### Exercise description
Copy each line of the records below that mentions the word "desired".

### Records supplied
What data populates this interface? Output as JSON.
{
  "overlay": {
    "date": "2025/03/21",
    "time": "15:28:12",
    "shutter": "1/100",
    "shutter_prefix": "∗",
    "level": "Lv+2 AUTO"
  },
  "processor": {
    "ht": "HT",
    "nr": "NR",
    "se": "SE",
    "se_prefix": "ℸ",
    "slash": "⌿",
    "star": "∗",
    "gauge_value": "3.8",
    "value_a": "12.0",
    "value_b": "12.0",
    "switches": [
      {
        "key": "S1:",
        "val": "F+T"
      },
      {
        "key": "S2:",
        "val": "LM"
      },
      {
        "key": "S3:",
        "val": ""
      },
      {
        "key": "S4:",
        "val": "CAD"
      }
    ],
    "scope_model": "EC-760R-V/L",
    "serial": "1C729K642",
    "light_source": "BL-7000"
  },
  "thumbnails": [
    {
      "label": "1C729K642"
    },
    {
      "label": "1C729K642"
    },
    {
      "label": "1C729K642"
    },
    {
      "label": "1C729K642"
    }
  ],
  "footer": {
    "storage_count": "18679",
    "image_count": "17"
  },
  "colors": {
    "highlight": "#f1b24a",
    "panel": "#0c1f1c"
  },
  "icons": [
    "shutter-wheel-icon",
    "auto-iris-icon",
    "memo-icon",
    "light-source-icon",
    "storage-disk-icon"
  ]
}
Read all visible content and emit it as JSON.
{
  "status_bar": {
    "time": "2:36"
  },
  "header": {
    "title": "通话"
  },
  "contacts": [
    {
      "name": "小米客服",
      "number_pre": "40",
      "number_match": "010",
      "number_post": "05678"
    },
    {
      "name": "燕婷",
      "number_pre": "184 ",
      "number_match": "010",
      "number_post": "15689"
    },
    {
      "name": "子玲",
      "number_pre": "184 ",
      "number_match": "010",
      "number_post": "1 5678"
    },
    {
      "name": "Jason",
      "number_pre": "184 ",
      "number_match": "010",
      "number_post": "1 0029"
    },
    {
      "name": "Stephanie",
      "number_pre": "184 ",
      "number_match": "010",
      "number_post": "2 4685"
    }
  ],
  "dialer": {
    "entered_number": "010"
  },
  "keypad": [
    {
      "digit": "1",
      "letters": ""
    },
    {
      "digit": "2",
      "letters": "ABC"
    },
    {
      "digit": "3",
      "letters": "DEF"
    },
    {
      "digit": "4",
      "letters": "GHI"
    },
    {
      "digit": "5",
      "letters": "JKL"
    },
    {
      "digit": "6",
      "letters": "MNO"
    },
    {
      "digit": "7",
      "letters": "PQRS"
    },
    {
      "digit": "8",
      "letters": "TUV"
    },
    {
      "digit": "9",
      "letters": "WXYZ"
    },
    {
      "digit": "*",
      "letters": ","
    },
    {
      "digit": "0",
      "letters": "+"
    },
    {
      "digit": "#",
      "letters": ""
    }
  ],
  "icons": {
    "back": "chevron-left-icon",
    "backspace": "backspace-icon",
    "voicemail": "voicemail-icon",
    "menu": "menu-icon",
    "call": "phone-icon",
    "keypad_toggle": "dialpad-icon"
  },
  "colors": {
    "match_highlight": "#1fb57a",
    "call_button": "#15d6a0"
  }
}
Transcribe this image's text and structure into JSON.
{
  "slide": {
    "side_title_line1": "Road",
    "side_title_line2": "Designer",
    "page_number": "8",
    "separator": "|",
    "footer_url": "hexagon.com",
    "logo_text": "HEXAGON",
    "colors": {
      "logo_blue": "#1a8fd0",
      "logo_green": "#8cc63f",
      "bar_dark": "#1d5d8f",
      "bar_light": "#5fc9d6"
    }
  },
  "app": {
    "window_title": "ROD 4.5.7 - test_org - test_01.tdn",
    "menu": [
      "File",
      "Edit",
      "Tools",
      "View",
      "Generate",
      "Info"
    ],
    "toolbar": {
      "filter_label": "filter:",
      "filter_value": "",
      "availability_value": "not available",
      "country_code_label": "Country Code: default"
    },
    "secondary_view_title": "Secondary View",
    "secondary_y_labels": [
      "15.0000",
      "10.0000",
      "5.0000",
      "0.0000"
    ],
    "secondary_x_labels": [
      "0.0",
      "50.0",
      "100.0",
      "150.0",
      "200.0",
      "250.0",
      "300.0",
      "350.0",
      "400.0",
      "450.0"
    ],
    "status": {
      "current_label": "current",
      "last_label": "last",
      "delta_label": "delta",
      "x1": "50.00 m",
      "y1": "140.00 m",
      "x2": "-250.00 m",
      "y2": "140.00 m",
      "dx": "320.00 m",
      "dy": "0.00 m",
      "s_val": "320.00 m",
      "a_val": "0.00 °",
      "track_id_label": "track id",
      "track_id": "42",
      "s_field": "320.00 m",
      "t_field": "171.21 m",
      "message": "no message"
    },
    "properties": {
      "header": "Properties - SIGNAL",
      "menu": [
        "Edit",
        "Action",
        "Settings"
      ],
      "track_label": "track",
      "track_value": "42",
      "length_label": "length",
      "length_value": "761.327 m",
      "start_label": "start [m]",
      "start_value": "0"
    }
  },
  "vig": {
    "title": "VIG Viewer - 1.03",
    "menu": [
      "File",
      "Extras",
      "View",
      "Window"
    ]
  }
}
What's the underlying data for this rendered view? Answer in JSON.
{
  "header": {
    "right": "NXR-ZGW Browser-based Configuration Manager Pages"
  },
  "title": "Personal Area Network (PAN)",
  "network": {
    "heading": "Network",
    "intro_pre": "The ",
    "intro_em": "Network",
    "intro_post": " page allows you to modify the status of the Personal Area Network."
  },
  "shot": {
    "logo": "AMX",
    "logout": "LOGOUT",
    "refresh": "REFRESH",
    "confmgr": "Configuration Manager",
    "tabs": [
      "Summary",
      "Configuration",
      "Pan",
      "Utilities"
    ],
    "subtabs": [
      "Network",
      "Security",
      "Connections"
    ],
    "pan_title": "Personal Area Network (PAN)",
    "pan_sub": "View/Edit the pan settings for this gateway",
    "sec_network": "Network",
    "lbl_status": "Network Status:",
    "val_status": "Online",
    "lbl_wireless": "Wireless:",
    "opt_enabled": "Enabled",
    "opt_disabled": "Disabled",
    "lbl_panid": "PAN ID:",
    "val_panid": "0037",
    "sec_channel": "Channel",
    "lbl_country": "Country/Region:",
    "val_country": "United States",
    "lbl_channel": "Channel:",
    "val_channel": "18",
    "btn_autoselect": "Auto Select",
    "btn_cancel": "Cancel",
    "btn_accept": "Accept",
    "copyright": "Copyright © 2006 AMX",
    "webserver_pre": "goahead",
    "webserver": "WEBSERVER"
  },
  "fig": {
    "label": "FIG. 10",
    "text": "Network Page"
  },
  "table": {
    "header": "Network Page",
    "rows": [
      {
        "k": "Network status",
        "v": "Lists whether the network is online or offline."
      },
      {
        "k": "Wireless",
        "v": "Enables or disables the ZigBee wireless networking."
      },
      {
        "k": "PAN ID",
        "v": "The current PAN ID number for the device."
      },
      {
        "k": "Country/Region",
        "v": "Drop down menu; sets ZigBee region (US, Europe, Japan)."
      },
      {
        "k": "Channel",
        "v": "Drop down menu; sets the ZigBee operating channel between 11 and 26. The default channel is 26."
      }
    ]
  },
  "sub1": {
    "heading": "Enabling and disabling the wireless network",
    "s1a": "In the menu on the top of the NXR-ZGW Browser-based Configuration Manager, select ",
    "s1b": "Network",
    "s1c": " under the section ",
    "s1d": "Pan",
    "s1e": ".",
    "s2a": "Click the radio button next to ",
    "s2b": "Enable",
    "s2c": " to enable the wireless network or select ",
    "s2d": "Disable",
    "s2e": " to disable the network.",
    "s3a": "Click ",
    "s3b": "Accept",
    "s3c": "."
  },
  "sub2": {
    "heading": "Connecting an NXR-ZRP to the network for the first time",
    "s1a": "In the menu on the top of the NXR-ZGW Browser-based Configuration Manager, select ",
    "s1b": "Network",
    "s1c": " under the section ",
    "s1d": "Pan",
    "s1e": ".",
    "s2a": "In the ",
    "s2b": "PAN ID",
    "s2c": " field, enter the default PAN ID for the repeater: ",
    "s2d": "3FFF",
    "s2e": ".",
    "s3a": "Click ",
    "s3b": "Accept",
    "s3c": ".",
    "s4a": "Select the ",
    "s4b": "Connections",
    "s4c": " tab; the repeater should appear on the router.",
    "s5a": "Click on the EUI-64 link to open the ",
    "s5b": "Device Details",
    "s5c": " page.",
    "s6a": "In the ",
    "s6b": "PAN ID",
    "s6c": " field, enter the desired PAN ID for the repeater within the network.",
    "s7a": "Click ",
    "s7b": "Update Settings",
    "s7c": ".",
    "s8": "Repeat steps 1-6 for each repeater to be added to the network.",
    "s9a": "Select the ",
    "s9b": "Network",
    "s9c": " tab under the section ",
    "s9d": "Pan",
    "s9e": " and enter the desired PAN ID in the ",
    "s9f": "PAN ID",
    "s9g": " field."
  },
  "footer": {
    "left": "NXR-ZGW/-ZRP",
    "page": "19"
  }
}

### Written answer
    "s6c": " field, enter the desired PAN ID for the repeater within the network.",
    "s9e": " and enter the desired PAN ID in the ",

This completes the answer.